We must do everything we can do to minimize serious injuries in school sports; but because the benefits of school sports participation are so universal and serious injuries so unusual, we should accompany our continuing campaigns for safety with constant appeals for common sense.
It is a compliment to school sports that each and every one of the very rare number of school sports-related deaths carries with it great sorrow and scrutiny. Nationwide there are so few tragedies that schools treat all of them with tenderness; and we try to learn from each of them how to have fewer of them.
But the attention we give to increased safety should not outshout the safety record we already have in school sports, especially compared to activities that lead to far more deaths with far less attention.
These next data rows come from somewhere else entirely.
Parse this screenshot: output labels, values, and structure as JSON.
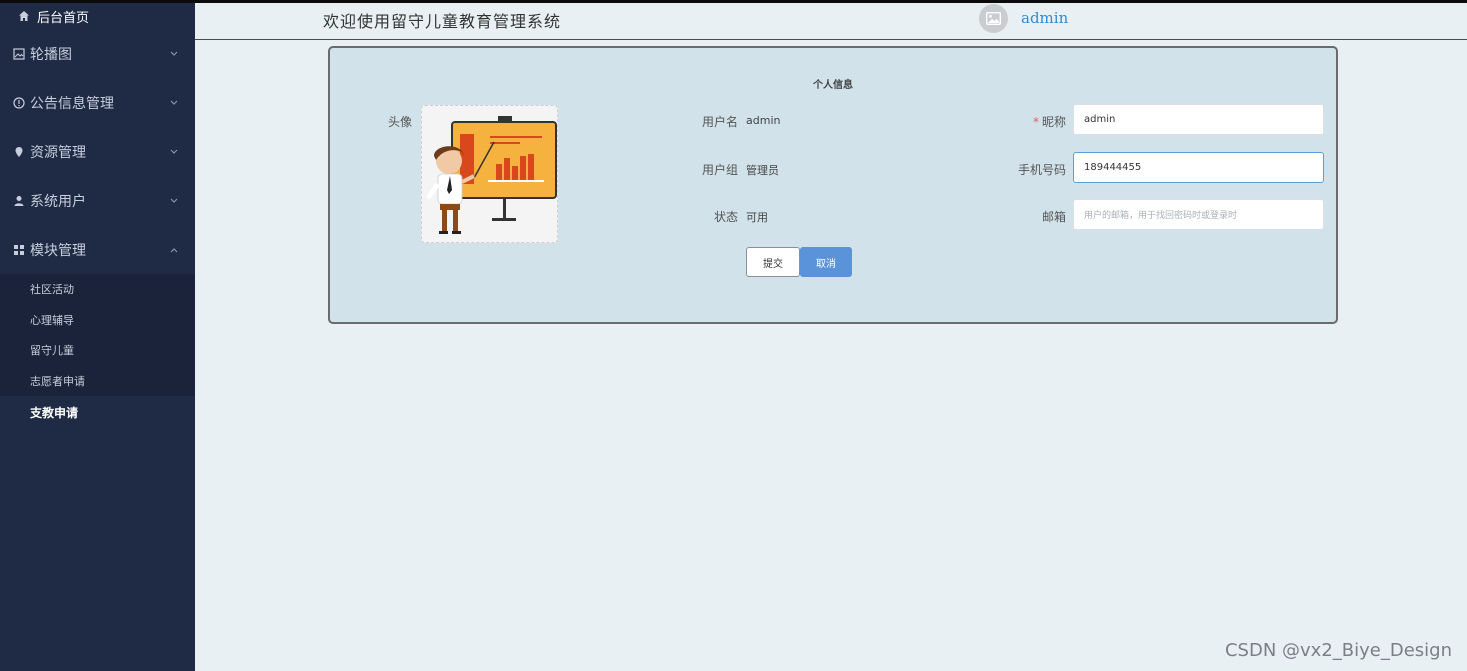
{
  "sidebar": {
    "home": "后台首页",
    "items": [
      {
        "label": "轮播图",
        "icon": "image-icon"
      },
      {
        "label": "公告信息管理",
        "icon": "info-circle-icon"
      },
      {
        "label": "资源管理",
        "icon": "location-pin-icon"
      },
      {
        "label": "系统用户",
        "icon": "user-icon"
      },
      {
        "label": "模块管理",
        "icon": "grid-icon",
        "expanded": true
      }
    ],
    "submenu": [
      {
        "label": "社区活动"
      },
      {
        "label": "心理辅导"
      },
      {
        "label": "留守儿童"
      },
      {
        "label": "志愿者申请"
      },
      {
        "label": "支教申请",
        "active": true
      }
    ]
  },
  "header": {
    "title": "欢迎使用留守儿童教育管理系统",
    "username": "admin"
  },
  "profile": {
    "title": "个人信息",
    "avatar_label": "头像",
    "username_label": "用户名",
    "username_value": "admin",
    "group_label": "用户组",
    "group_value": "管理员",
    "status_label": "状态",
    "status_value": "可用",
    "nickname_label": "昵称",
    "nickname_value": "admin",
    "phone_label": "手机号码",
    "phone_value": "189444455",
    "email_label": "邮箱",
    "email_placeholder": "用户的邮箱，用于找回密码时或登录时",
    "submit_label": "提交",
    "cancel_label": "取消"
  },
  "colors": {
    "sidebar_bg": "#1f2a44",
    "card_bg": "#d1e2ea",
    "accent": "#5a93da",
    "username_link": "#2e8bd6"
  },
  "watermark": "CSDN @vx2_Biye_Design"
}
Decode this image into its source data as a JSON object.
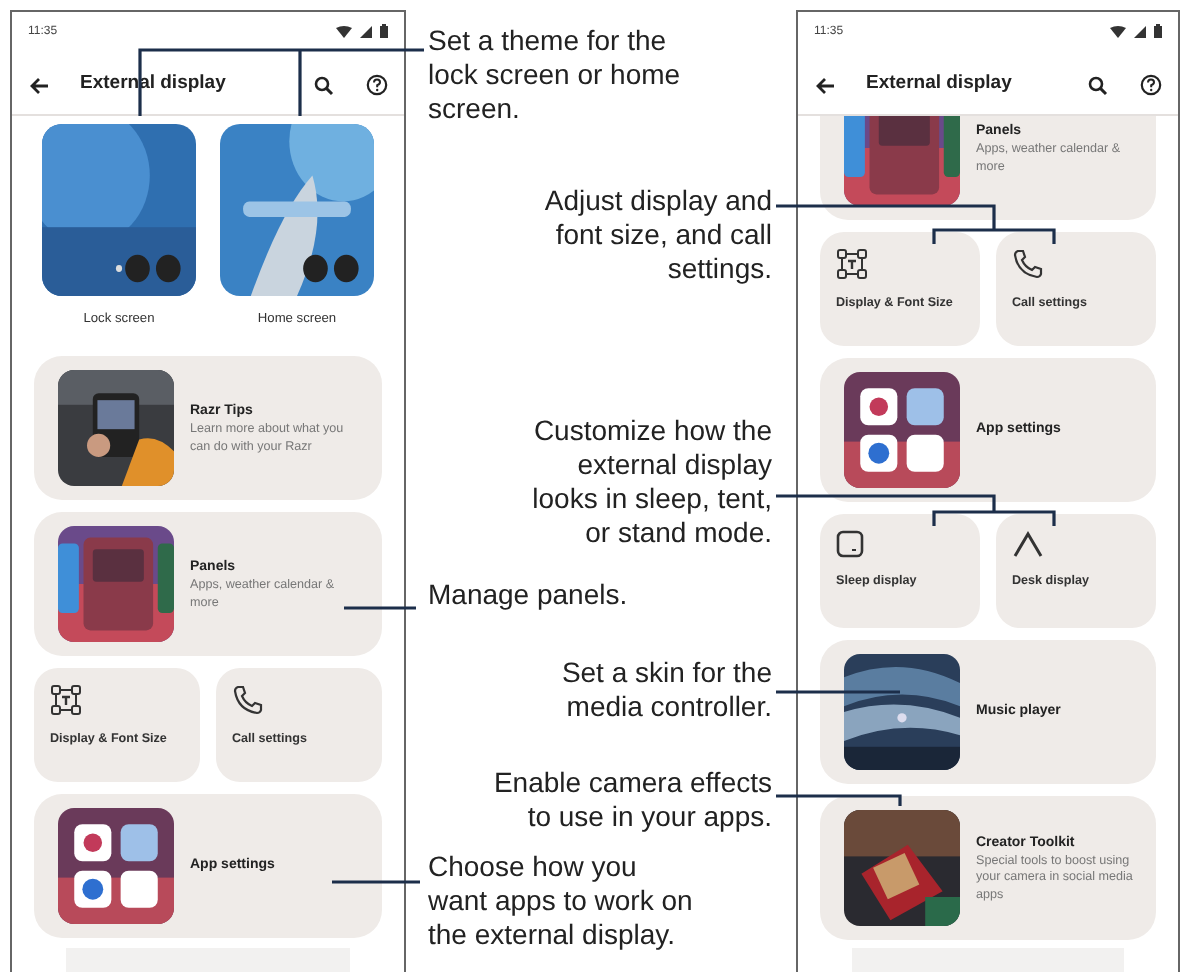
{
  "screens": [
    {
      "status_time": "11:35",
      "title": "External display",
      "sections": [
        {
          "kind": "themes",
          "options": [
            {
              "label": "Lock screen"
            },
            {
              "label": "Home screen"
            }
          ]
        },
        {
          "kind": "card",
          "title": "Razr Tips",
          "subtitle": "Learn more about what you can do with your Razr"
        },
        {
          "kind": "card",
          "title": "Panels",
          "subtitle": "Apps, weather calendar & more"
        },
        {
          "kind": "tiles",
          "tiles": [
            {
              "label": "Display & Font Size"
            },
            {
              "label": "Call settings"
            }
          ]
        },
        {
          "kind": "card",
          "title": "App settings"
        }
      ]
    },
    {
      "status_time": "11:35",
      "title": "External display",
      "sections": [
        {
          "kind": "card",
          "title": "Panels",
          "subtitle": "Apps, weather calendar & more"
        },
        {
          "kind": "tiles",
          "tiles": [
            {
              "label": "Display & Font Size"
            },
            {
              "label": "Call settings"
            }
          ]
        },
        {
          "kind": "card",
          "title": "App settings"
        },
        {
          "kind": "tiles",
          "tiles": [
            {
              "label": "Sleep display"
            },
            {
              "label": "Desk display"
            }
          ]
        },
        {
          "kind": "card",
          "title": "Music player"
        },
        {
          "kind": "card",
          "title": "Creator Toolkit",
          "subtitle": "Special tools to boost using your camera in social media apps"
        }
      ]
    }
  ],
  "callouts": [
    {
      "text": "Set a theme for the lock screen or home screen.",
      "kind": "left"
    },
    {
      "text": "Adjust display and font size, and call settings.",
      "kind": "right"
    },
    {
      "text": "Customize how the external display looks in sleep, tent, or stand mode.",
      "kind": "right"
    },
    {
      "text": "Manage panels.",
      "kind": "left"
    },
    {
      "text": "Set a skin for the media controller.",
      "kind": "right"
    },
    {
      "text": "Enable camera effects to use in your apps.",
      "kind": "right"
    },
    {
      "text": "Choose how you want apps to work on the external display.",
      "kind": "left"
    }
  ]
}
For example, each year . . .
- 20 skateboarding deaths;
- 40 skiing deaths;
- 400 youth drownings; and
- 700 bicycling deaths.
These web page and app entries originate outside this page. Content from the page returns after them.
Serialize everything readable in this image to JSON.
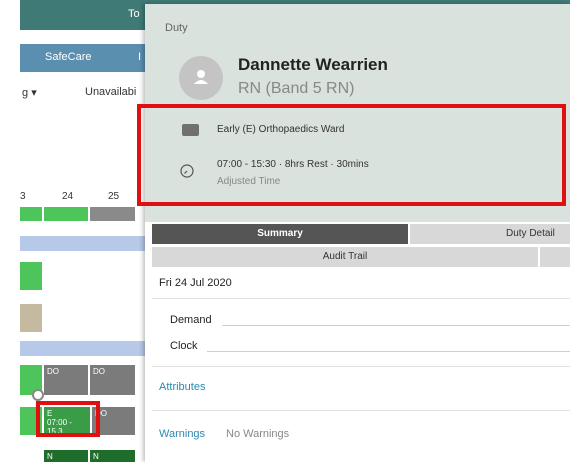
{
  "app": {
    "topbar_text": "To",
    "tab_safecare": "SafeCare",
    "tab_edge": "I",
    "filter_ng": "g",
    "filter_unavailable": "Unavailabi",
    "date_numbers": [
      "3",
      "24",
      "25"
    ],
    "cells": {
      "do1": "DO",
      "do2": "DO",
      "e_label": "E",
      "e_time": "07:00 - 15.3",
      "do3": "DO",
      "n1": "N",
      "n2": "N"
    }
  },
  "panel": {
    "duty_label": "Duty",
    "name": "Dannette Wearrien",
    "role": "RN (Band 5 RN)",
    "ward": "Early (E) Orthopaedics Ward",
    "time": "07:00 - 15:30 · 8hrs  Rest · 30mins",
    "adjusted": "Adjusted Time",
    "tabs": {
      "summary": "Summary",
      "duty_details": "Duty Detail",
      "audit_trail": "Audit Trail"
    },
    "date": "Fri 24 Jul 2020",
    "demand_label": "Demand",
    "clock_label": "Clock",
    "attributes_label": "Attributes",
    "warnings_label": "Warnings",
    "warnings_value": "No Warnings"
  },
  "colors": {
    "highlight": "#e01010",
    "panel_header": "#d9e2dd",
    "link": "#2b8ab0"
  }
}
Compared to school sports, these numbers are epidemics; and compared to school sports, these epidemics are ignored.
Our world is not bubble wrapped, nor should it be. School sports is not 100 percent injury-free, nor can it be. We should work to make school sports still safer, and work almost as hard to explain how safe school sports already is.